Ignite summit schedule
What We Learned Supporting 1M RPM with 10 MS Latency Using Apache Ignite at iFood
iFood is the largest Food Tech in Latin America, with more than 300k stores in more than 1700 cities in Brazil and Colombia. Our end user logs into the app, selects a restaurant, selects the food they want to be delivered and presses send. This order request is then delivered to the restaurant for it to be produced and eventually delivered to the end user. Most of these requests are made asynchronously via events, and my team's responsibility is to deliver these events to the restaurants. Each restaurant session should receive each event at least once, and currently, this is achieved by sending an acknowledgment request for each event for each session. The events and acknowledgments are processed using SQS consumers, and these queues are populated by SNS topics. Because of that, we can add new queues attached to topics to run new systems alongside existing ones and compare them. The backend for this started with a polling system over a Postgres database. This database held pretty nicely until we got to around 10 million monthly orders for 50,000 stores, but it started getting expensive. It was also a single point of failure which we wanted to avoid. With this in mind, four years ago, our team worked on another polling solution called connection-order-events using Apache Ignite, which is currently our primary polling system, while we maintained the old one as a fallback. The platform is now processing more than 65 million orders per month, which translates to more than 500M events being delivered to external agents (user devices and integrations). The connection-order-events service is responsible for indexing and providing order events to all stores through a public API via polling. During the years, we've had some difficulties with this solution using Apache Ignite. Some issues with cache rebalancing, some difficulties related to using Kubernetes, node discovery, scaling, among others. In these four years, we learned how to optimize the use of Apache Ignite and ensure greater stability of the platform, which allows us today to support an average throughput of 1M rpm with p99 at less than 10ms of latency.
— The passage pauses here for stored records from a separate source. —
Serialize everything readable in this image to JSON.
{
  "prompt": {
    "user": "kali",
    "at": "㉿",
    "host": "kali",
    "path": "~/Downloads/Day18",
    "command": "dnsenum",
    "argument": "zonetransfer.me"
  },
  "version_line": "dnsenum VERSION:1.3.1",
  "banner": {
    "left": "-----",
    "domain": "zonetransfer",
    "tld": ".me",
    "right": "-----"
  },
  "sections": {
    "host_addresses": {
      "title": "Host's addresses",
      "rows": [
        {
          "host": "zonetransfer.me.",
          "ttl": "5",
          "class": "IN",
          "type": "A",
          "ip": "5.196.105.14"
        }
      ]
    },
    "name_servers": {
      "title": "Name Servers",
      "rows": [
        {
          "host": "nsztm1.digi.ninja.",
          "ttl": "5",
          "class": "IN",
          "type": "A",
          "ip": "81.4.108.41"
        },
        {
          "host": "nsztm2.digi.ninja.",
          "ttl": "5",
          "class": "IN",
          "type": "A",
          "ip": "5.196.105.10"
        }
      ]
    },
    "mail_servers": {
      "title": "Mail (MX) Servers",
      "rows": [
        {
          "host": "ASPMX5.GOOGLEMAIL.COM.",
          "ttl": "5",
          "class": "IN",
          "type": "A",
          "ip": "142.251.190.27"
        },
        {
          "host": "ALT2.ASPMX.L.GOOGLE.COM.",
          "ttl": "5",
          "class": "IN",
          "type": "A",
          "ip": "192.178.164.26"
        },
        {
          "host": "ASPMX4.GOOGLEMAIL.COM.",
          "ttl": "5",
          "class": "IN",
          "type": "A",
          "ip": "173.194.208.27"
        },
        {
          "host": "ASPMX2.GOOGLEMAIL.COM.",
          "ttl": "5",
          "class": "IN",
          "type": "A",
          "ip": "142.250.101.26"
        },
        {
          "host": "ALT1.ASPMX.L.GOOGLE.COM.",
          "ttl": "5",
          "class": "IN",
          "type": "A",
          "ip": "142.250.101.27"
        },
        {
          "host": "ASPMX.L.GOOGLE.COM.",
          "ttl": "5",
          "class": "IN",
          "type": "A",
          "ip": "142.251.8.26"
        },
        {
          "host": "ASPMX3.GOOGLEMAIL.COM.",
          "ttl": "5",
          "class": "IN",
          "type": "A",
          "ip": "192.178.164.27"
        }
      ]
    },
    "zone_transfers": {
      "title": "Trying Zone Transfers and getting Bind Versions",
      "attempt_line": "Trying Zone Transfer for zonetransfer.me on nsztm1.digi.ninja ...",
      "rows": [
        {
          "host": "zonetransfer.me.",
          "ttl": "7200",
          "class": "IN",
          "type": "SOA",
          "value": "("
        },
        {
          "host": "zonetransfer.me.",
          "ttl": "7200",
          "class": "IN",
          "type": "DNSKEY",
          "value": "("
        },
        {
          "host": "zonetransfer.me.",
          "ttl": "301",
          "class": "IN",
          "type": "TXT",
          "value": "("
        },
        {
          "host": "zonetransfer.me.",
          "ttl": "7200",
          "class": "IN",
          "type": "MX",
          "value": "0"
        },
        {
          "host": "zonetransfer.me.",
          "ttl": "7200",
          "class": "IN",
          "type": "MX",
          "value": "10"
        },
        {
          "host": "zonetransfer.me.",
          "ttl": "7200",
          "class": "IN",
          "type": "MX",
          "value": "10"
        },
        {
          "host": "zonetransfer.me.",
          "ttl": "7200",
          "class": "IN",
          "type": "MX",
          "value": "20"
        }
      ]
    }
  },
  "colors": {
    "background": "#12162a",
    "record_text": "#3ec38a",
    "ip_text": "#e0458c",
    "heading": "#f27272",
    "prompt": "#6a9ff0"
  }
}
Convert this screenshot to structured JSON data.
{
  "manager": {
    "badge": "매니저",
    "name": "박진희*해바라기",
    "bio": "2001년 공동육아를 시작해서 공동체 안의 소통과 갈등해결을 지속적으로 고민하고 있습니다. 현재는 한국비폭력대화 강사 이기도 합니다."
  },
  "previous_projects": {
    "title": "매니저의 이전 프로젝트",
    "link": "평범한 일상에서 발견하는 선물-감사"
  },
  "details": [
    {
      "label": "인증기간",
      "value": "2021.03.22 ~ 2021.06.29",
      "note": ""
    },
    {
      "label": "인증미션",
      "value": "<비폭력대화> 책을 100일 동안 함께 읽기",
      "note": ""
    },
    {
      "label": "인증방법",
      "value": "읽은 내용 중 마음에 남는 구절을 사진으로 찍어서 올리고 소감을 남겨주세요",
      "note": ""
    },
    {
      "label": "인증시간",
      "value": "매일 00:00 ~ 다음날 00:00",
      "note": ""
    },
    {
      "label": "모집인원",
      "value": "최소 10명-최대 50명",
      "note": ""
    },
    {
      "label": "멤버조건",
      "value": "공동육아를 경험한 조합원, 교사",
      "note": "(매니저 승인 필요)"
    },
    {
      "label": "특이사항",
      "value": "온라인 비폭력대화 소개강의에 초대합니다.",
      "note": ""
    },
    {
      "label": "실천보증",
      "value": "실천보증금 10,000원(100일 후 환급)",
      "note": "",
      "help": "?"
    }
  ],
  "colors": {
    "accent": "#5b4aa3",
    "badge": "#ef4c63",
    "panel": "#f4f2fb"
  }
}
Graduated in computer science in 2014 from the University of São Paulo. He has worked most of his career developing Java web applications and backend systems. After working with several companies and research institutes, he started working at iFood in 2019 in an environment with a wide range of technologies, including Apache Ignite. Has since been working to adapt and improve the solution.